> Task brief
Using the records below, copy every line that holds the string "social".

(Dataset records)
########

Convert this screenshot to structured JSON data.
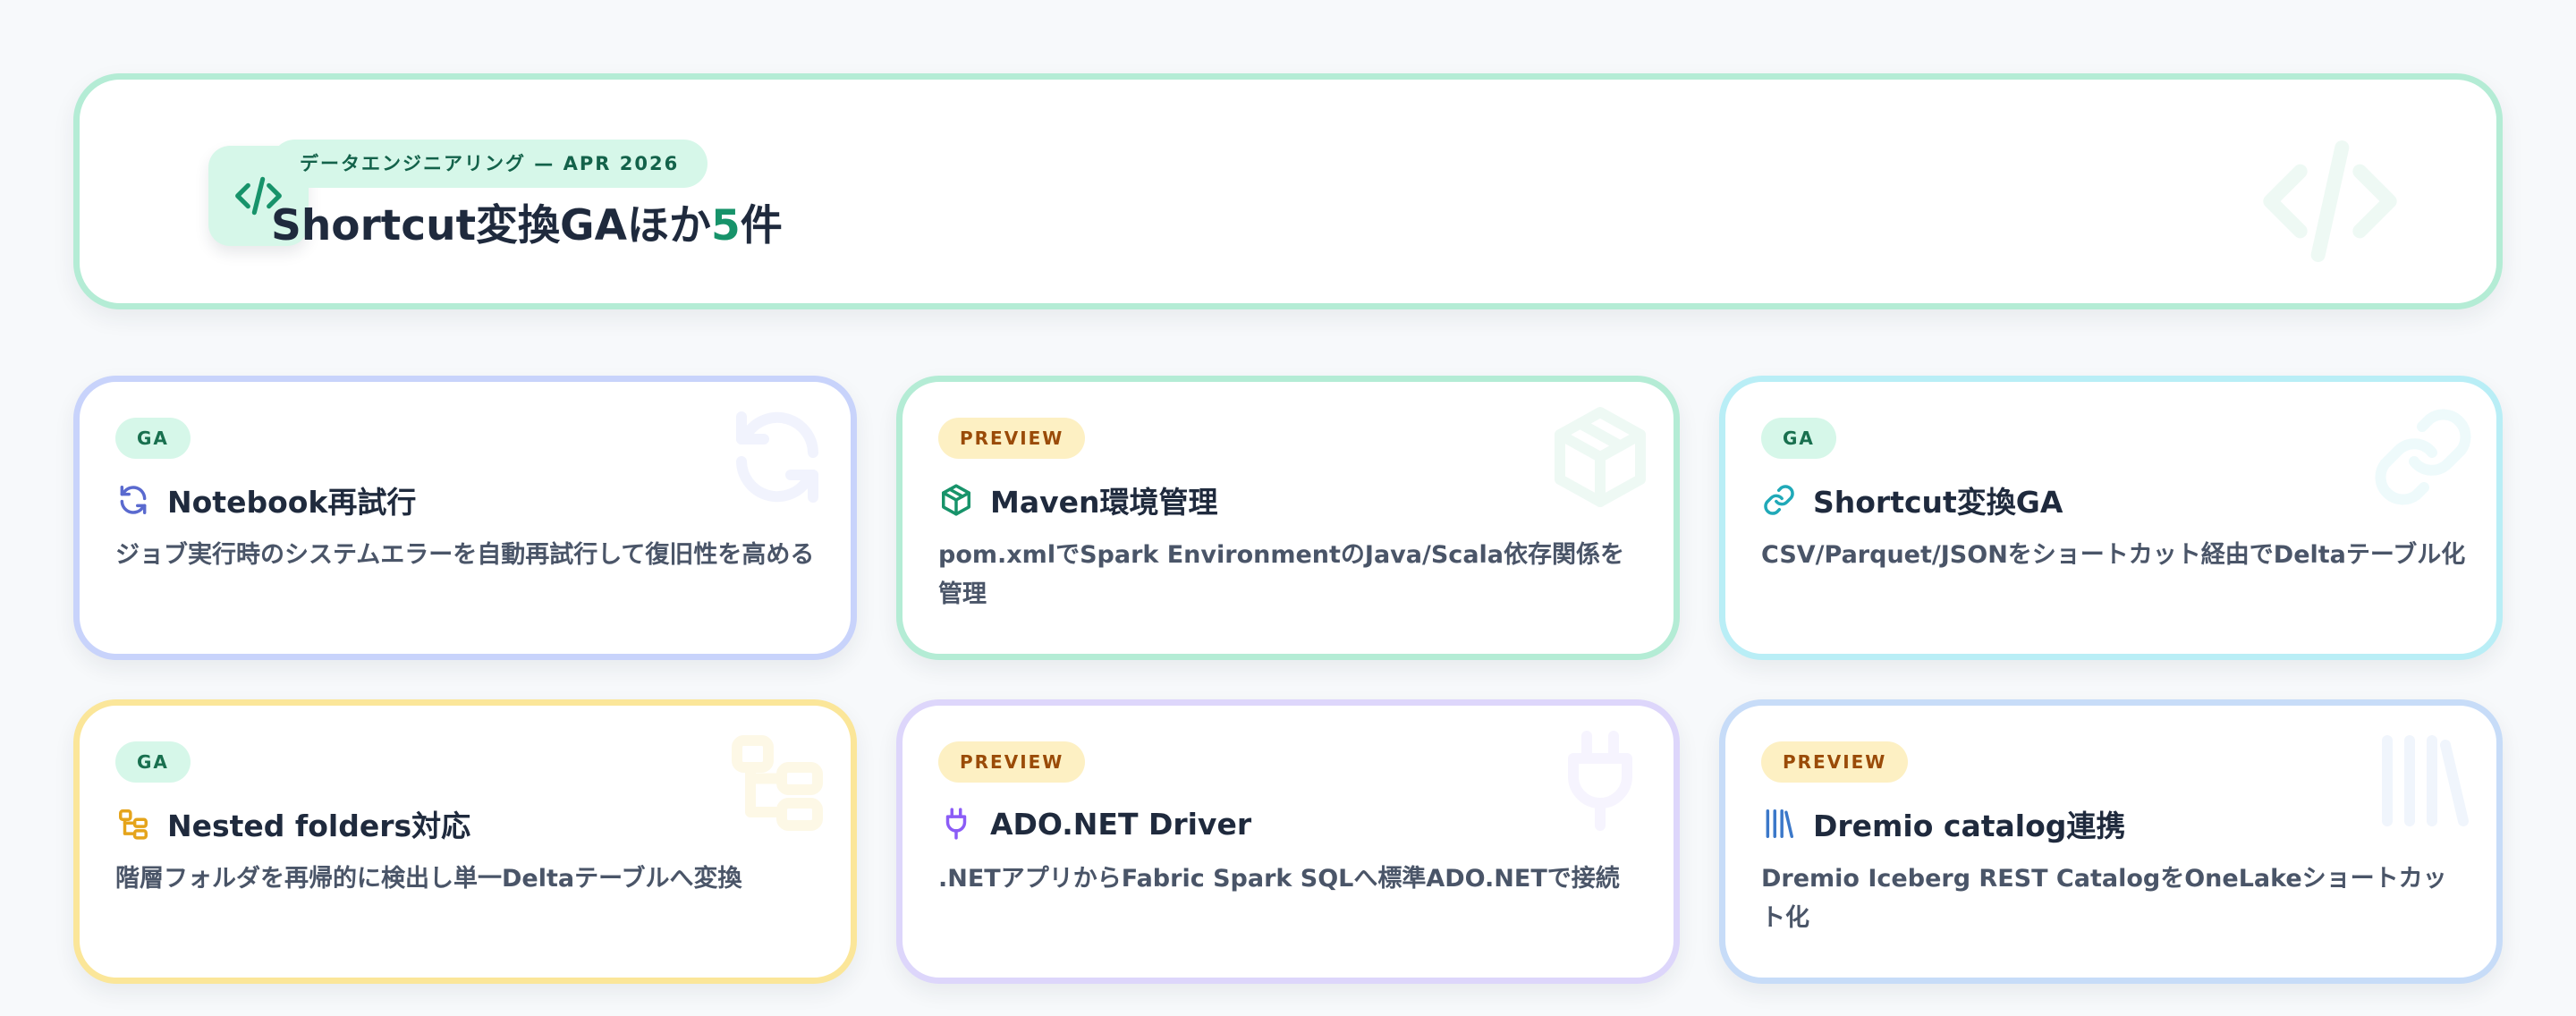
{
  "hero": {
    "badge": "データエンジニアリング — APR 2026",
    "title_prefix": "Shortcut変換GAほか",
    "title_count": "5",
    "title_suffix": "件",
    "accent_color": "#17936a",
    "icon": "code-icon"
  },
  "cards": [
    {
      "badge": "GA",
      "status": "ga",
      "icon": "refresh-icon",
      "title": "Notebook再試行",
      "description": "ジョブ実行時のシステムエラーを自動再試行して復旧性を高める",
      "border_color": "#c8d3fb",
      "icon_color": "#5a6acf"
    },
    {
      "badge": "PREVIEW",
      "status": "preview",
      "icon": "package-icon",
      "title": "Maven環境管理",
      "description": "pom.xmlでSpark EnvironmentのJava/Scala依存関係を管理",
      "border_color": "#b4ecd5",
      "icon_color": "#17936a"
    },
    {
      "badge": "GA",
      "status": "ga",
      "icon": "link-icon",
      "title": "Shortcut変換GA",
      "description": "CSV/Parquet/JSONをショートカット経由でDeltaテーブル化",
      "border_color": "#b9eef6",
      "icon_color": "#20a9b8"
    },
    {
      "badge": "GA",
      "status": "ga",
      "icon": "folder-tree-icon",
      "title": "Nested folders対応",
      "description": "階層フォルダを再帰的に検出し単一Deltaテーブルへ変換",
      "border_color": "#fbe699",
      "icon_color": "#e5a41b"
    },
    {
      "badge": "PREVIEW",
      "status": "preview",
      "icon": "plug-icon",
      "title": "ADO.NET Driver",
      "description": ".NETアプリからFabric Spark SQLへ標準ADO.NETで接続",
      "border_color": "#ddd6fb",
      "icon_color": "#8b5cf6"
    },
    {
      "badge": "PREVIEW",
      "status": "preview",
      "icon": "library-icon",
      "title": "Dremio catalog連携",
      "description": "Dremio Iceberg REST CatalogをOneLakeショートカット化",
      "border_color": "#c7dcf8",
      "icon_color": "#3b78c9"
    }
  ]
}
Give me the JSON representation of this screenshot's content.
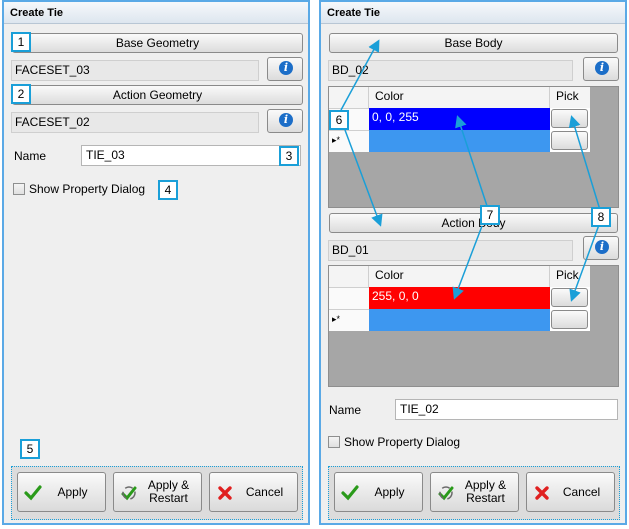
{
  "left_panel": {
    "title": "Create Tie",
    "base_button": "Base Geometry",
    "base_value": "FACESET_03",
    "action_button": "Action Geometry",
    "action_value": "FACESET_02",
    "name_label": "Name",
    "name_value": "TIE_03",
    "checkbox_label": "Show Property Dialog",
    "apply": "Apply",
    "apply_restart_1": "Apply &",
    "apply_restart_2": "Restart",
    "cancel": "Cancel"
  },
  "right_panel": {
    "title": "Create Tie",
    "base_button": "Base Body",
    "base_value": "BD_02",
    "grid1": {
      "col_color": "Color",
      "col_pick": "Pick",
      "row1_value": "0, 0, 255",
      "row1_color": "#0000ff",
      "row2_color": "#3d97f0",
      "new_row_marker": "▸*"
    },
    "action_button": "Action Body",
    "action_value": "BD_01",
    "grid2": {
      "col_color": "Color",
      "col_pick": "Pick",
      "row1_value": "255, 0, 0",
      "row1_color": "#ff0000",
      "row2_color": "#3d97f0",
      "new_row_marker": "▸*"
    },
    "name_label": "Name",
    "name_value": "TIE_02",
    "checkbox_label": "Show Property Dialog",
    "apply": "Apply",
    "apply_restart_1": "Apply &",
    "apply_restart_2": "Restart",
    "cancel": "Cancel"
  },
  "callouts": {
    "c1": "1",
    "c2": "2",
    "c3": "3",
    "c4": "4",
    "c5": "5",
    "c6": "6",
    "c7": "7",
    "c8": "8"
  },
  "colors": {
    "callout": "#1a9fd8",
    "panel_border": "#5aa9e6",
    "info": "#1c6ec8"
  }
}
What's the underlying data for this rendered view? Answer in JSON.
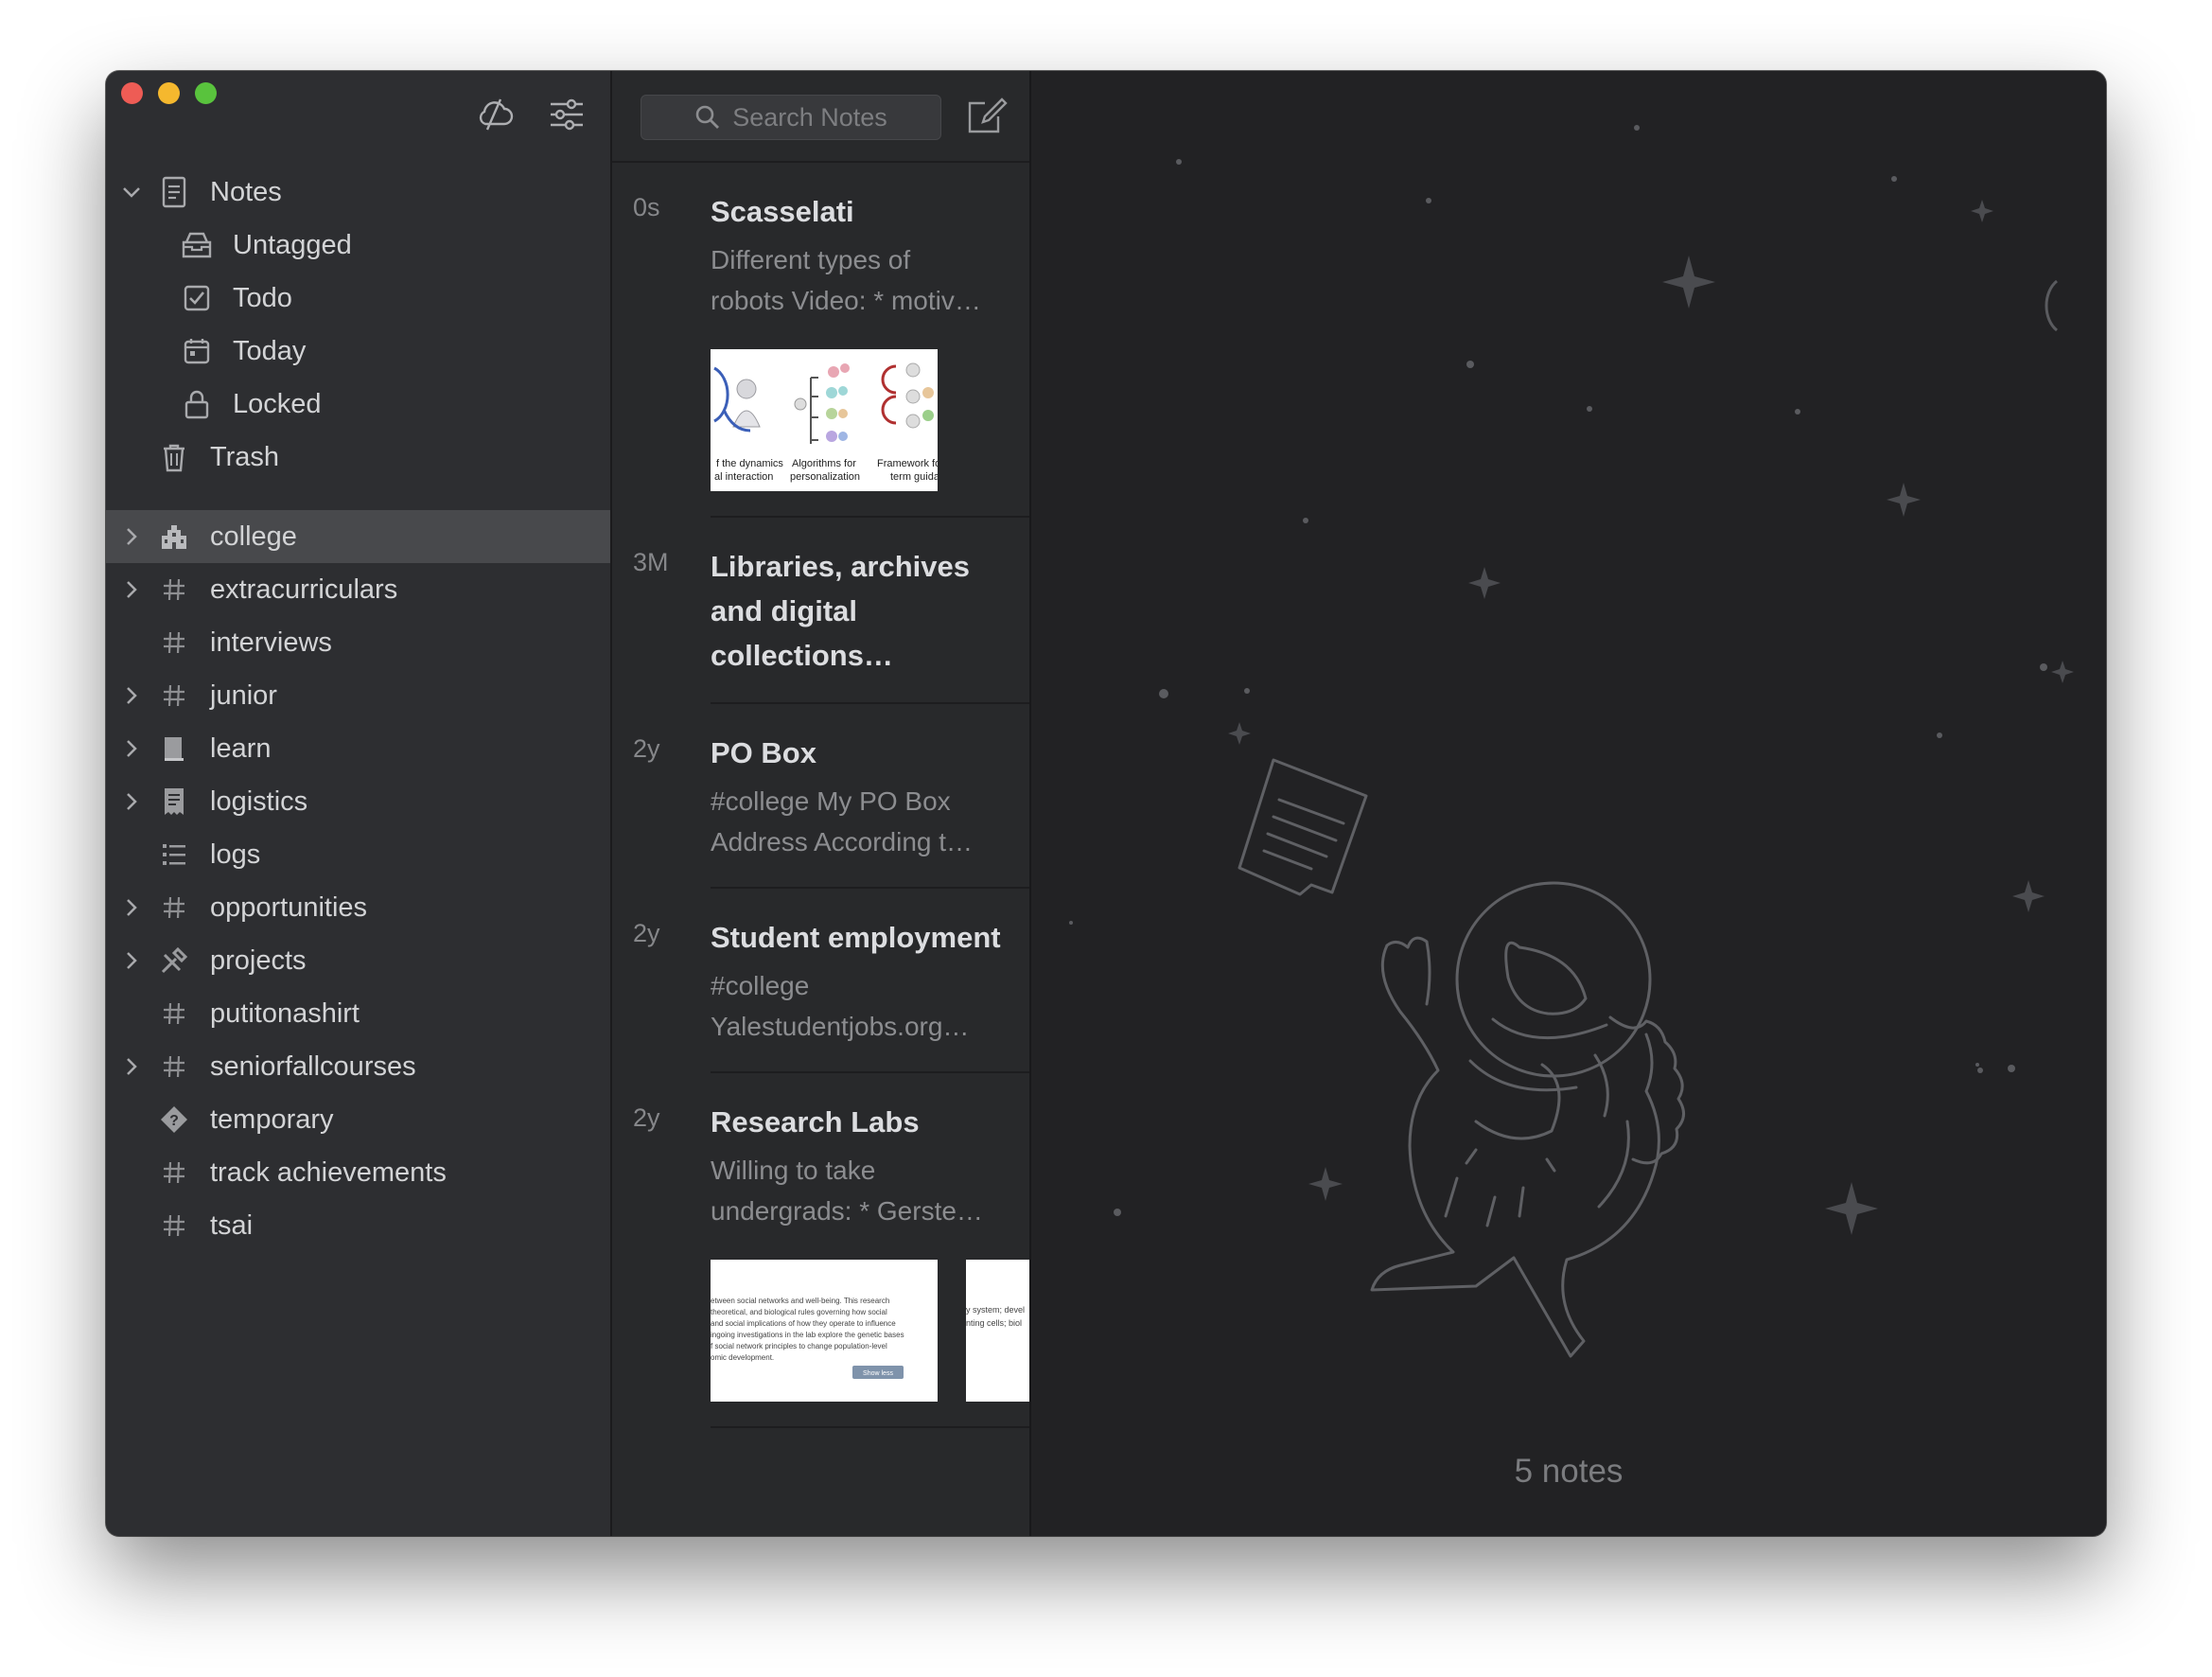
{
  "sidebar": {
    "top_items": [
      {
        "label": "Notes",
        "icon": "notes-icon",
        "expanded": true
      },
      {
        "label": "Untagged",
        "icon": "untagged-icon"
      },
      {
        "label": "Todo",
        "icon": "todo-checkbox-icon"
      },
      {
        "label": "Today",
        "icon": "calendar-icon"
      },
      {
        "label": "Locked",
        "icon": "lock-icon"
      },
      {
        "label": "Trash",
        "icon": "trash-icon"
      }
    ],
    "tags": [
      {
        "label": "college",
        "icon": "college-building-icon",
        "has_children": true,
        "selected": true
      },
      {
        "label": "extracurriculars",
        "icon": "hashtag-icon",
        "has_children": true
      },
      {
        "label": "interviews",
        "icon": "hashtag-icon",
        "has_children": false
      },
      {
        "label": "junior",
        "icon": "hashtag-icon",
        "has_children": true
      },
      {
        "label": "learn",
        "icon": "book-icon",
        "has_children": true
      },
      {
        "label": "logistics",
        "icon": "receipt-icon",
        "has_children": true
      },
      {
        "label": "logs",
        "icon": "list-icon",
        "has_children": false
      },
      {
        "label": "opportunities",
        "icon": "hashtag-icon",
        "has_children": true
      },
      {
        "label": "projects",
        "icon": "tools-icon",
        "has_children": true
      },
      {
        "label": "putitonashirt",
        "icon": "hashtag-icon",
        "has_children": false
      },
      {
        "label": "seniorfallcourses",
        "icon": "hashtag-icon",
        "has_children": true
      },
      {
        "label": "temporary",
        "icon": "question-diamond-icon",
        "has_children": false
      },
      {
        "label": "track achievements",
        "icon": "hashtag-icon",
        "has_children": false
      },
      {
        "label": "tsai",
        "icon": "hashtag-icon",
        "has_children": false
      }
    ]
  },
  "notes_list": {
    "search_placeholder": "Search Notes",
    "notes": [
      {
        "age": "0s",
        "title": "Scasselati",
        "preview_lines": [
          "Different types of",
          "robots Video: * motiv…"
        ]
      },
      {
        "age": "3M",
        "title_lines": [
          "Libraries, archives",
          "and digital",
          "collections…"
        ]
      },
      {
        "age": "2y",
        "title": "PO Box",
        "preview_lines": [
          "#college My PO Box",
          "Address According t…"
        ]
      },
      {
        "age": "2y",
        "title": "Student employment",
        "preview_lines": [
          "#college",
          "Yalestudentjobs.org…"
        ]
      },
      {
        "age": "2y",
        "title": "Research Labs",
        "preview_lines": [
          "Willing to take",
          "undergrads: * Gerste…"
        ]
      }
    ],
    "thumb1_captions": [
      "f the dynamics",
      "al interaction",
      "Algorithms for",
      "personalization",
      "Framework fo",
      "term guida"
    ],
    "thumb2_lines": [
      "etween social networks and well-being. This research",
      "theoretical, and biological rules governing how social",
      "and social implications of how they operate to influence",
      "ingoing investigations in the lab explore the genetic bases",
      "f social network principles to change population-level",
      "omic development."
    ],
    "thumb2_button": "Show less",
    "thumb3_lines": [
      "y system; devel",
      "nting cells; biol"
    ]
  },
  "main": {
    "count_text": "5 notes"
  },
  "colors": {
    "sidebar_bg": "#2d2e31",
    "selected_bg": "#48494c",
    "notes_bg": "#28292b",
    "main_bg": "#222224",
    "close": "#ee5c55",
    "minimize": "#f5b82e",
    "maximize": "#59c33d"
  }
}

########

> The completed task
      "etween social networks and well-being. This research",
      "theoretical, and biological rules governing how social",
      "and social implications of how they operate to influence",
      "f social network principles to change population-level",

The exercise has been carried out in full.